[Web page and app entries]
::::::::
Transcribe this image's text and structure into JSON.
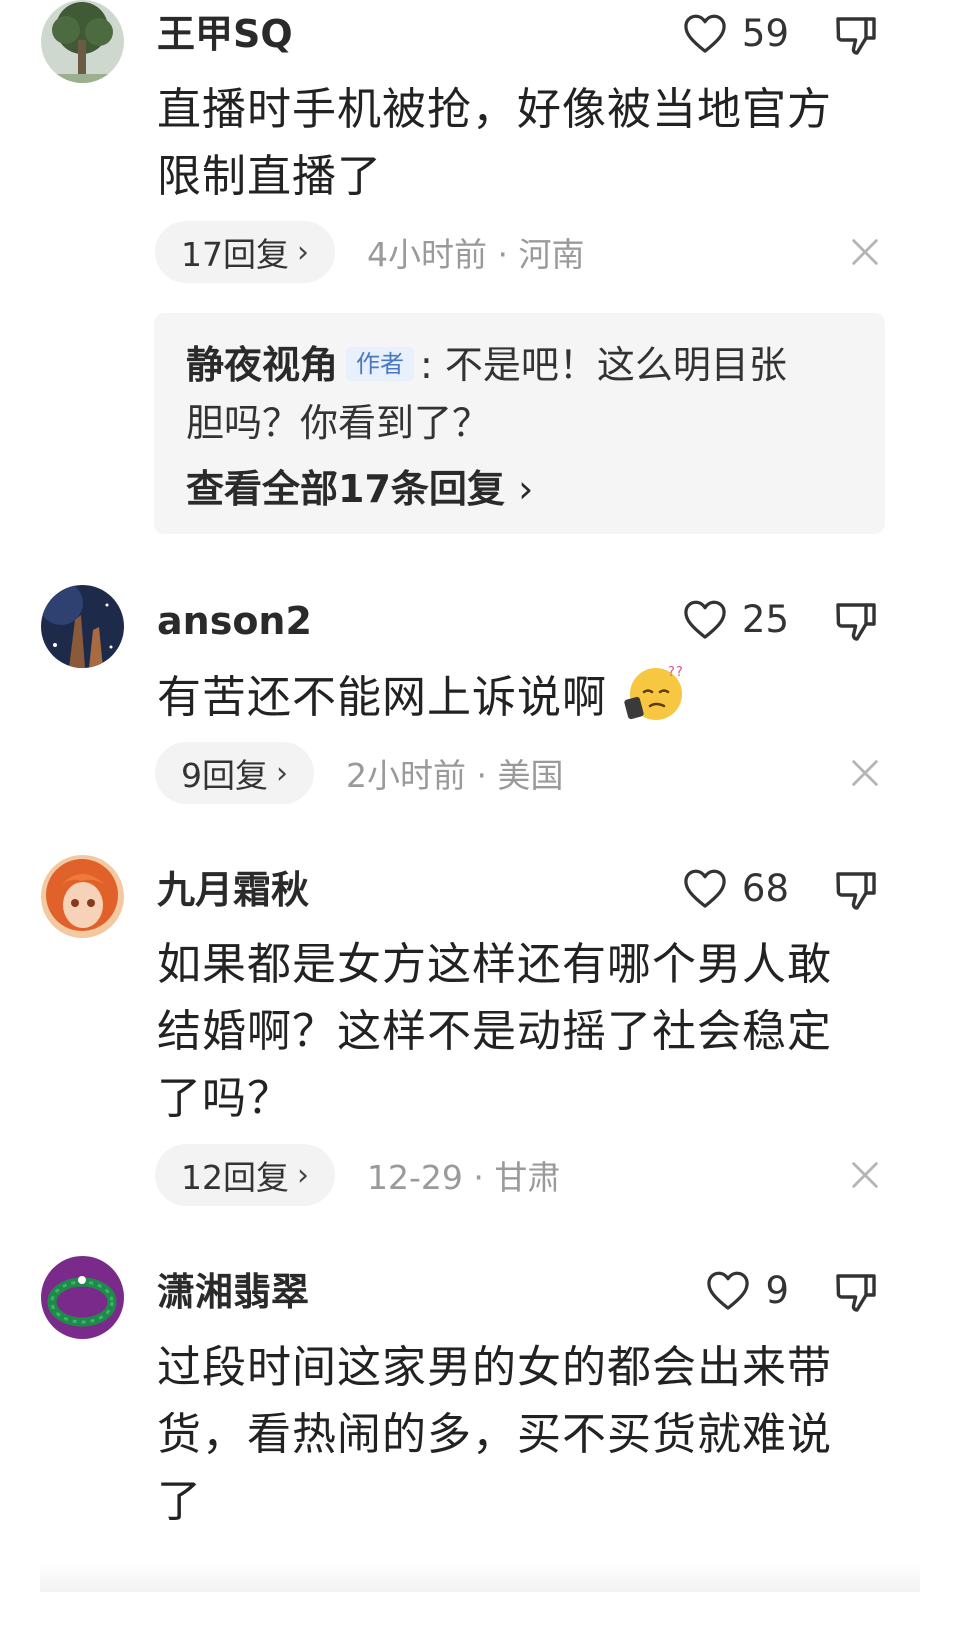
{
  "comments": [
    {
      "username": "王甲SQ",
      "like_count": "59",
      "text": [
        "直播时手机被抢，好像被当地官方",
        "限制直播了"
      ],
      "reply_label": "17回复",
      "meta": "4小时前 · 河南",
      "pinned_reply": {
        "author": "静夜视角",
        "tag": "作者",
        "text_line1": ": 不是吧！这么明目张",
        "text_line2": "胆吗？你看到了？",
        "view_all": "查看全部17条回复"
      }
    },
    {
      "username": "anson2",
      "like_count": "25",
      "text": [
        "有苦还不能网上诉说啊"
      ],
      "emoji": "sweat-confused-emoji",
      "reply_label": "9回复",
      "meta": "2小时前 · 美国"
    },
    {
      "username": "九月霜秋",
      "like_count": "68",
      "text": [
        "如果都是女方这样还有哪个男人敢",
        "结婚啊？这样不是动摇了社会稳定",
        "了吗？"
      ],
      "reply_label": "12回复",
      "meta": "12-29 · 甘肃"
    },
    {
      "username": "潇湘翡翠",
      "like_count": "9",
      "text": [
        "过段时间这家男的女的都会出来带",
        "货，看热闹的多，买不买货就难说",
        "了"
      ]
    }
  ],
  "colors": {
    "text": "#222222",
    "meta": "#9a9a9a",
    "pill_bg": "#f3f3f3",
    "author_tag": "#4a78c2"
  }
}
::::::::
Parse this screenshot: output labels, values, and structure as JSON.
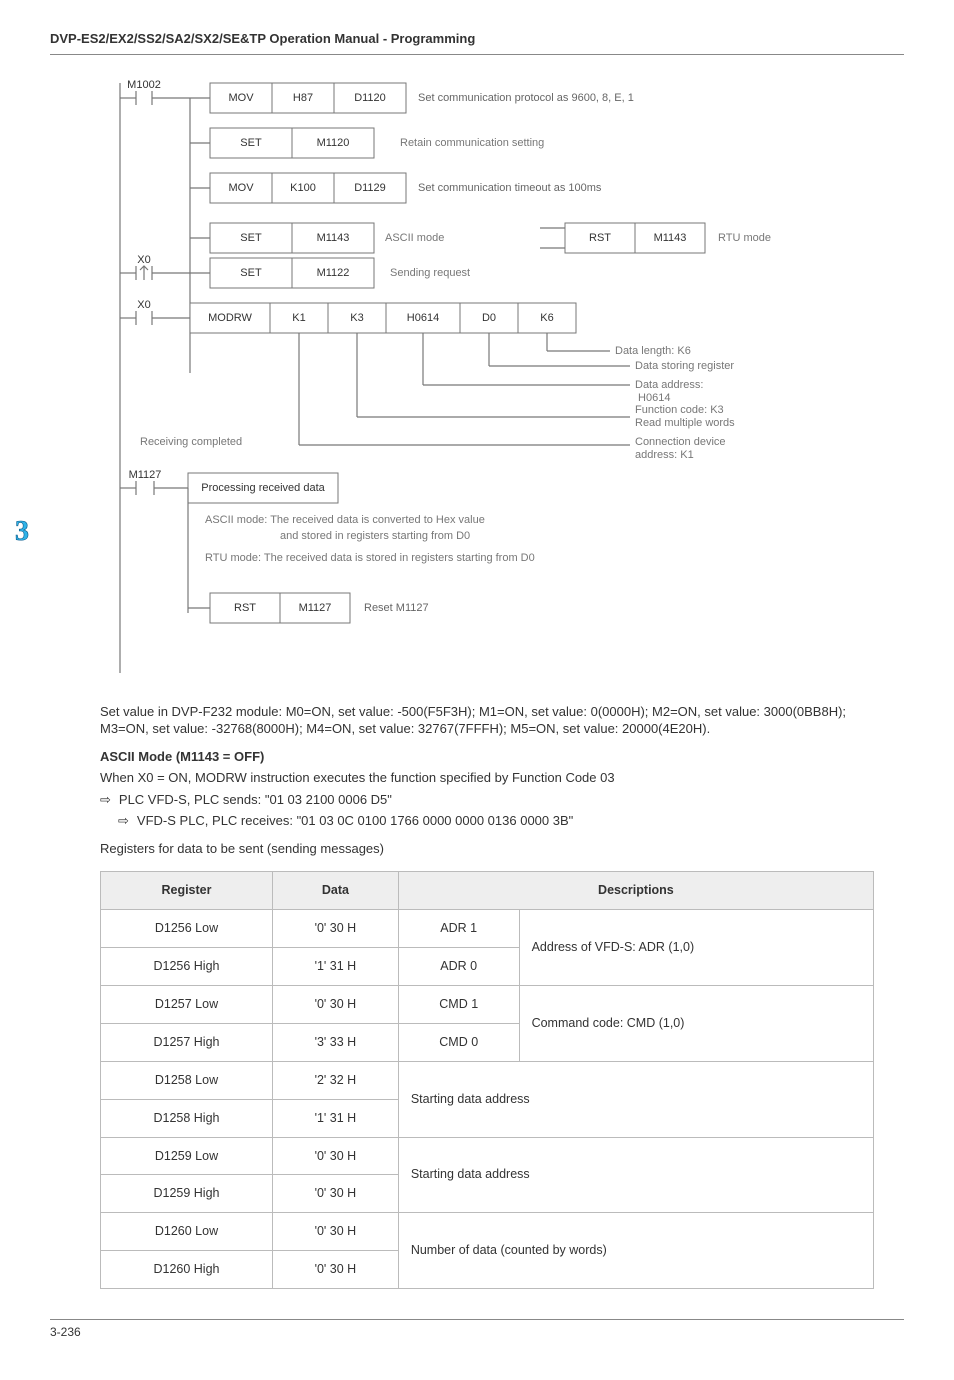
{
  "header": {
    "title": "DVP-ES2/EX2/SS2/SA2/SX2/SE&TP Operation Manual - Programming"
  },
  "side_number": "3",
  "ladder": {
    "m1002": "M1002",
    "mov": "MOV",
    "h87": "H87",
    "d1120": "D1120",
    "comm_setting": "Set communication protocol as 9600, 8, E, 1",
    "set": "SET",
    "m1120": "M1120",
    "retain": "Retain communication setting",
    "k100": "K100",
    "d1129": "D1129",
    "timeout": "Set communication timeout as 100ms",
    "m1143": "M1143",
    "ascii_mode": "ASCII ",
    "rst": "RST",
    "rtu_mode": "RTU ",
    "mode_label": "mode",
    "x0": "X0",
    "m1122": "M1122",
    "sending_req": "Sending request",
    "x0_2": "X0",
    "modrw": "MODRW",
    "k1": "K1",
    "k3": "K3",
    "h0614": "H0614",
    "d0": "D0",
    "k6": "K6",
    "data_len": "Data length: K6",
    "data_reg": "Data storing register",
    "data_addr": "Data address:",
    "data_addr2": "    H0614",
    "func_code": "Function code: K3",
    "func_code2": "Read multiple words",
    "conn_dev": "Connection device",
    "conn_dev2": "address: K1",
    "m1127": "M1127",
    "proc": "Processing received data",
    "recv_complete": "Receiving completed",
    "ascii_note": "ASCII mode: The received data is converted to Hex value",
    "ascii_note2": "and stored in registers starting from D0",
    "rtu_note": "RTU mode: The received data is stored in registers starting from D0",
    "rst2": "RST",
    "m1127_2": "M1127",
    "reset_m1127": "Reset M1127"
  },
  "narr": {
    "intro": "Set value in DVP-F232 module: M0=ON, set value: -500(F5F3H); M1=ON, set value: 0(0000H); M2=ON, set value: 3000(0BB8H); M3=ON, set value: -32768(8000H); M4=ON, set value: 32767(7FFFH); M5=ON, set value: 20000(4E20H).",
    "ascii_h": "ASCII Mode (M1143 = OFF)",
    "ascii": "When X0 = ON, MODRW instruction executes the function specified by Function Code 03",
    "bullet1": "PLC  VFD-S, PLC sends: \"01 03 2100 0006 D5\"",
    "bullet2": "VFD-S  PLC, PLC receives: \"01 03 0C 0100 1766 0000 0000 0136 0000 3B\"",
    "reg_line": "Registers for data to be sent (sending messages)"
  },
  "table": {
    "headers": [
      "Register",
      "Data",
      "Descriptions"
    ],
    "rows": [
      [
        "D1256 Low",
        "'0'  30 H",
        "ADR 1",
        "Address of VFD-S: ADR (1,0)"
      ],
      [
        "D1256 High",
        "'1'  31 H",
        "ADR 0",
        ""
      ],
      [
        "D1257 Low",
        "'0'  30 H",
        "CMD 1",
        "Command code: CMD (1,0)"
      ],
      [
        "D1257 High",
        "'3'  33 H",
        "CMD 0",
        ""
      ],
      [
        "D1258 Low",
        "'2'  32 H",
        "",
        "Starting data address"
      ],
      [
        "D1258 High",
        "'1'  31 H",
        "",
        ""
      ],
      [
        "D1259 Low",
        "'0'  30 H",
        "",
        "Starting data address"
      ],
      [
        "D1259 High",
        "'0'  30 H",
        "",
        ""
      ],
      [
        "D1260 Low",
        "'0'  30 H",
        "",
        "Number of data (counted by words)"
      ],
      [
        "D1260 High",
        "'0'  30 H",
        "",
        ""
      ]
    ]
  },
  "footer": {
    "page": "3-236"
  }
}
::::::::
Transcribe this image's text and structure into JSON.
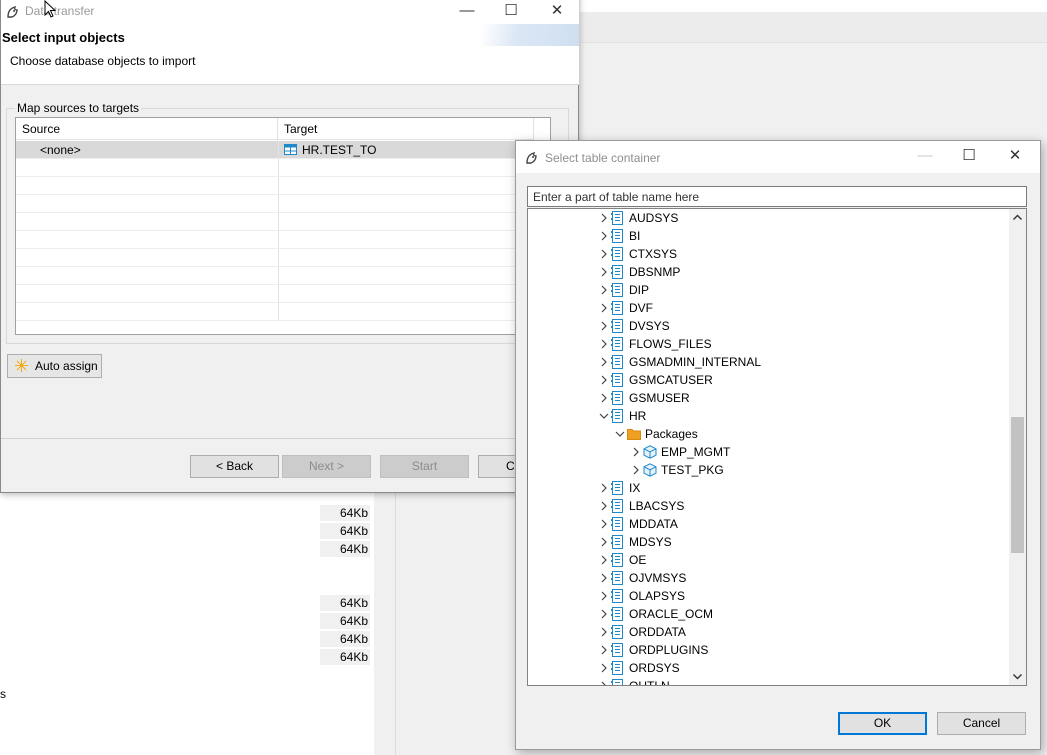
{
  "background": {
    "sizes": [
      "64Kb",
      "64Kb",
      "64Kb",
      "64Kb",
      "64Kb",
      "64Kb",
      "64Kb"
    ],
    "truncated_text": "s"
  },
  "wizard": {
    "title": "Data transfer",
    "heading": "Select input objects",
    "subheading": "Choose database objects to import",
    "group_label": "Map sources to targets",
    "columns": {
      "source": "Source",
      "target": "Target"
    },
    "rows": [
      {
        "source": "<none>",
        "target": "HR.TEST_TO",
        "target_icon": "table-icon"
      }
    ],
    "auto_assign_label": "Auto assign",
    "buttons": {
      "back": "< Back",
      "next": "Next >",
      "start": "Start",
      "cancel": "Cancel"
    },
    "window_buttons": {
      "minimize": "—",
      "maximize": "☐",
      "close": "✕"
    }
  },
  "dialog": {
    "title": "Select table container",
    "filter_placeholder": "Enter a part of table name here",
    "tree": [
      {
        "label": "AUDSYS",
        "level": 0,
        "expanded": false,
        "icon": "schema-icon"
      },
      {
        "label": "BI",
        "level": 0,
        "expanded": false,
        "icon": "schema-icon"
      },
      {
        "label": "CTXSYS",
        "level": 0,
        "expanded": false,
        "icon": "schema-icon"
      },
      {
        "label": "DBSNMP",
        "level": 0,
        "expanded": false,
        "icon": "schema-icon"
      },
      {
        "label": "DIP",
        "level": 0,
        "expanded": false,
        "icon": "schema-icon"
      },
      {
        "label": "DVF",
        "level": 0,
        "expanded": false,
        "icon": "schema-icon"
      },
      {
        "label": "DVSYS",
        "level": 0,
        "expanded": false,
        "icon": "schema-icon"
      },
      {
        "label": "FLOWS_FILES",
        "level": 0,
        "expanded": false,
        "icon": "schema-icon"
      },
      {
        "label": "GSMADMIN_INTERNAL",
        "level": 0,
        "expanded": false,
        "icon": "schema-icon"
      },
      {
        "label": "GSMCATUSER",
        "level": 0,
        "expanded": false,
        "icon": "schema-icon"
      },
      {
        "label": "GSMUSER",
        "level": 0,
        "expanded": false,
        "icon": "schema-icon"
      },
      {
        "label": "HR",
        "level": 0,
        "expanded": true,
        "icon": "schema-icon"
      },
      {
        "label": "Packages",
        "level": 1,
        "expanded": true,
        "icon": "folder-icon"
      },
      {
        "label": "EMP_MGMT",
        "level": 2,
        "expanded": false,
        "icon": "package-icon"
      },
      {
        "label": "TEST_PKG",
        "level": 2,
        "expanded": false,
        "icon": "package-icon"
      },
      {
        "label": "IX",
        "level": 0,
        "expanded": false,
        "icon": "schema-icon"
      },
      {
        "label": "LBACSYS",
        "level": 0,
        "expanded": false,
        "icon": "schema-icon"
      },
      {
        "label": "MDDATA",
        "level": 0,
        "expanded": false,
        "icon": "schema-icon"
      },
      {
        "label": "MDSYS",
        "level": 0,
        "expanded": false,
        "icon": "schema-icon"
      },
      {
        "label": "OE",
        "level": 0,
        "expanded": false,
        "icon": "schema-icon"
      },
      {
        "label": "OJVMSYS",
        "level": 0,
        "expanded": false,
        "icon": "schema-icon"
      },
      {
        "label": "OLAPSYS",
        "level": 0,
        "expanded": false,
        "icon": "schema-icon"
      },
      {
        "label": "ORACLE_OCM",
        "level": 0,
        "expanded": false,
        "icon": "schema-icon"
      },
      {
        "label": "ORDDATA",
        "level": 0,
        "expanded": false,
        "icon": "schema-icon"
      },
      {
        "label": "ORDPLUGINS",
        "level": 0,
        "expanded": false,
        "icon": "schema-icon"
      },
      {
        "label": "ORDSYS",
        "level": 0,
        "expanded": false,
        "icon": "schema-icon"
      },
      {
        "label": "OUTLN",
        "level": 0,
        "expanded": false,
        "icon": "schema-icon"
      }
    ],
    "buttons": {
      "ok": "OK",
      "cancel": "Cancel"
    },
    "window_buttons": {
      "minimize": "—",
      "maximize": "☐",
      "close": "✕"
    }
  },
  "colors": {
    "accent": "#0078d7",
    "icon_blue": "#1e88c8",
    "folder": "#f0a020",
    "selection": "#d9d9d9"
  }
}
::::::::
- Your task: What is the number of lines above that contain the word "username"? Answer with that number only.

- Exercise response: 4